A group of scholars and writers has urged Taiwan's Education Ministry to increase the course hours for Chinese in elementary and secondary schools in order to curb what they call the deteriorating proficiency among students using the official language of
They note a significant drop in weekly hours for Chinese classes in the newly implemented 12-year nationwide free education programme.
They argue that it is ridiculous for Taiwan to place less emphasis on its national language when other countries, realizing the growing importance of a language that one-fifth of the world’s people use, are encouraging their students to learn Chinese.
Some argue that the hours for other courses could be reduced, but Chinese must never play any weakened role in Taiwan’s curriculum.
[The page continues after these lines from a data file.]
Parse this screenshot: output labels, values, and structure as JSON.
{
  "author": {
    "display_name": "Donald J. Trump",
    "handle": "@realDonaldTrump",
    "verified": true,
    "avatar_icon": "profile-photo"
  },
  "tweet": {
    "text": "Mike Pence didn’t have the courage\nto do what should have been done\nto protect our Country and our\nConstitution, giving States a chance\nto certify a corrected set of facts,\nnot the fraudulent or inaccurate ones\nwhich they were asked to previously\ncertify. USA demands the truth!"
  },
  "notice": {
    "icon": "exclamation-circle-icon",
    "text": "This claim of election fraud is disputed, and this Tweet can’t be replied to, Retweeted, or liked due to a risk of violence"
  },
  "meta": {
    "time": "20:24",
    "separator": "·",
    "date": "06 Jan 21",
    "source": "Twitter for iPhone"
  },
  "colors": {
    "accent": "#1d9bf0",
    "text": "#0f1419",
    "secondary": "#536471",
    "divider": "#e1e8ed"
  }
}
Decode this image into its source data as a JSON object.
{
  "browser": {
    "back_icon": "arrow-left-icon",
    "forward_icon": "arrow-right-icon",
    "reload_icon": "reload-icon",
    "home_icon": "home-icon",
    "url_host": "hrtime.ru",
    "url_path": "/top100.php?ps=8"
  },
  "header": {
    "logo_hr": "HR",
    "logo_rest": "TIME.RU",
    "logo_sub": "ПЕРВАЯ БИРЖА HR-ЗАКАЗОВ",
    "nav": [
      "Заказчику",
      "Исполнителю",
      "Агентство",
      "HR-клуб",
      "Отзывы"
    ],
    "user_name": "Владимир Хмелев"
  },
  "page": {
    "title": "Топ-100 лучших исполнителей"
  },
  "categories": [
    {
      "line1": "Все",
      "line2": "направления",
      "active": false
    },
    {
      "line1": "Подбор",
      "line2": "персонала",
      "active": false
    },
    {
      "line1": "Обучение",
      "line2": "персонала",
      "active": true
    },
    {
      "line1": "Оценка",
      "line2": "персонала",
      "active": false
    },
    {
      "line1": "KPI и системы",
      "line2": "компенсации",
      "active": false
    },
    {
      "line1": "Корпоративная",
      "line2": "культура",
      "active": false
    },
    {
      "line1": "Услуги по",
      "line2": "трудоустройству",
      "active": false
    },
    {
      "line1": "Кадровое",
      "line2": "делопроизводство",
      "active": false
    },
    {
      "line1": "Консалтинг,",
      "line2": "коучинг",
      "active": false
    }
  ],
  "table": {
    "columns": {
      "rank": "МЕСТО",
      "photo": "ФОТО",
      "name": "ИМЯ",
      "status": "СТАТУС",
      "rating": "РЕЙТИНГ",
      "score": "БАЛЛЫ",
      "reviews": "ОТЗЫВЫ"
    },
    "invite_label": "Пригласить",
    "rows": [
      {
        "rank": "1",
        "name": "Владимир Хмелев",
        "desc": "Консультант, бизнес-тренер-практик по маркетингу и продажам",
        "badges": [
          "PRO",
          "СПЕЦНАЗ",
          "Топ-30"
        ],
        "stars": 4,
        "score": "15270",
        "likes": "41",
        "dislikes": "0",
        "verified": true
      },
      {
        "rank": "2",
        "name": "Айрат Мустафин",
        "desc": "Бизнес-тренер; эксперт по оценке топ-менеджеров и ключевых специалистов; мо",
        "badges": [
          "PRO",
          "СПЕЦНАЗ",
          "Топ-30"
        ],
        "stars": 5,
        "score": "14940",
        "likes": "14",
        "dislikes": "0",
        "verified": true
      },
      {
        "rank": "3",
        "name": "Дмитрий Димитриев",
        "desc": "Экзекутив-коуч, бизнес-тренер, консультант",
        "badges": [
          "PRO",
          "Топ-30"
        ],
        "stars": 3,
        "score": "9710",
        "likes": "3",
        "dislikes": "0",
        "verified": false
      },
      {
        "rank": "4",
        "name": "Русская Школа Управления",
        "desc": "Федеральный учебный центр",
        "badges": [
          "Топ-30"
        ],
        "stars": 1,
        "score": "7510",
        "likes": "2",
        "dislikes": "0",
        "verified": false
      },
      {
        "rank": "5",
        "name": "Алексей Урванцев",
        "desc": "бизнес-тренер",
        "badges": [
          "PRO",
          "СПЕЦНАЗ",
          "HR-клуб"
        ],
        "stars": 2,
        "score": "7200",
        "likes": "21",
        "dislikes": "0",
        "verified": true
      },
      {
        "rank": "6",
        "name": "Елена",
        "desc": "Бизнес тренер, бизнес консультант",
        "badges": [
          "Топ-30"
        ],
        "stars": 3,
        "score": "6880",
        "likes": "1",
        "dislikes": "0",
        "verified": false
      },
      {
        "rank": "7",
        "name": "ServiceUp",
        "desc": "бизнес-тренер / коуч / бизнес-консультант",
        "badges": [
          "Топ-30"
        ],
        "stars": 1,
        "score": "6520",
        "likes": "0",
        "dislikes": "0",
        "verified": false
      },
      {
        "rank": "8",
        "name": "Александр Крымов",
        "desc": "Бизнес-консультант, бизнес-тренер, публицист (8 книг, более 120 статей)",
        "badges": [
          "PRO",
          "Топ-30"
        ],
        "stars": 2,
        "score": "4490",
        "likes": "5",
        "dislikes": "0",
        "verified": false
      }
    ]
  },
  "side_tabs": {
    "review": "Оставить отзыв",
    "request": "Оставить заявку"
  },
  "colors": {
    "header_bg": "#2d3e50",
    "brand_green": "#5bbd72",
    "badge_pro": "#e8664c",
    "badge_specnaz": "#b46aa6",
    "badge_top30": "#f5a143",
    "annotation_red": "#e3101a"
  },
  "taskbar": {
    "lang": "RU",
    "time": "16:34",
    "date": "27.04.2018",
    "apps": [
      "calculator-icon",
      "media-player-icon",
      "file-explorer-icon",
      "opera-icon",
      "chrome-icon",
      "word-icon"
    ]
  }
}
Language learning is definitely important, as all knowledge – in the form as we generally know it – relies on language for its dissemination. And our national language is definitely important because it is what this country uses: it actually defines the nation’s identity.
But increasing the hours of Chinese classes at school may be a little tricky; it involves an overhaul of the entire curriculum at the expense of other courses. It means the other courses must see their hours cut to accommodate the increased hours for Chinese.
So what should be cut? History, geography, math, English, native languages, computer courses, physical education, music or art?
One has to remember that the total hours of a school week are supposed to be constant. Unless we extend the total hours, how are we to accommodate more Chinese classes?
And one also has to remember that more hours for Chinese classes were possible in the past when native languages and computer courses were non-existent. It was also a time when English was not even in the elementary curriculum.
So what should we do now? Fewer hours for music or art? But then why are they less important? Haven’t educators been complaining about a lack of real music and art education for students in Taiwan?
Perhaps English should face the axe; after all it is a foreign language. But isn’t English still the most important international language? Haven’t we been talking about globalisation and increasing our international competitiveness?
Actually, students in Taiwan are learning English for the same reason that motivates their counterparts in other countries to study Chinese: learning an important foreign language that is likely to enhance their competitiveness after leaving school.
There could come a time when scholars and writers in these foreign countries start complaining about students spending too much time learning Chinese, and too little on their own languages.
Increasing the hours of Chinese classes may not necessarily improve the students’ proficiency in the language. It really depends on how the curriculum is designed and how the courses are taught.
And it also depends on the students’ attitude. They take for granted that they can already fluently use the language that most of them have been using since they started talking.
And the Chinese classes at high school levels are mostly about reading classics and literature, and writing good essays. They don’t see these as necessarily relevant to their future careers.
That leads us back to the fundamental question about the purpose of education. What are we really teaching our students at school?
When exams – which serve the purpose of raising the chance of getting into good schools – are given priority, students are not really learning.
Composition is mostly taught only in Chinese classes, but are the teachers really teaching the students the essentials of writing good essays? Are they aware that it is less about the language – namely Chinese in this case – than critical thinking? Are the teachers teaching our students to become critical thinkers?
Language is of course essential to communication and disseminating knowledge. But without the support of critical thinking, our use of language could simply be producing “sound and fury, signifying nothing.”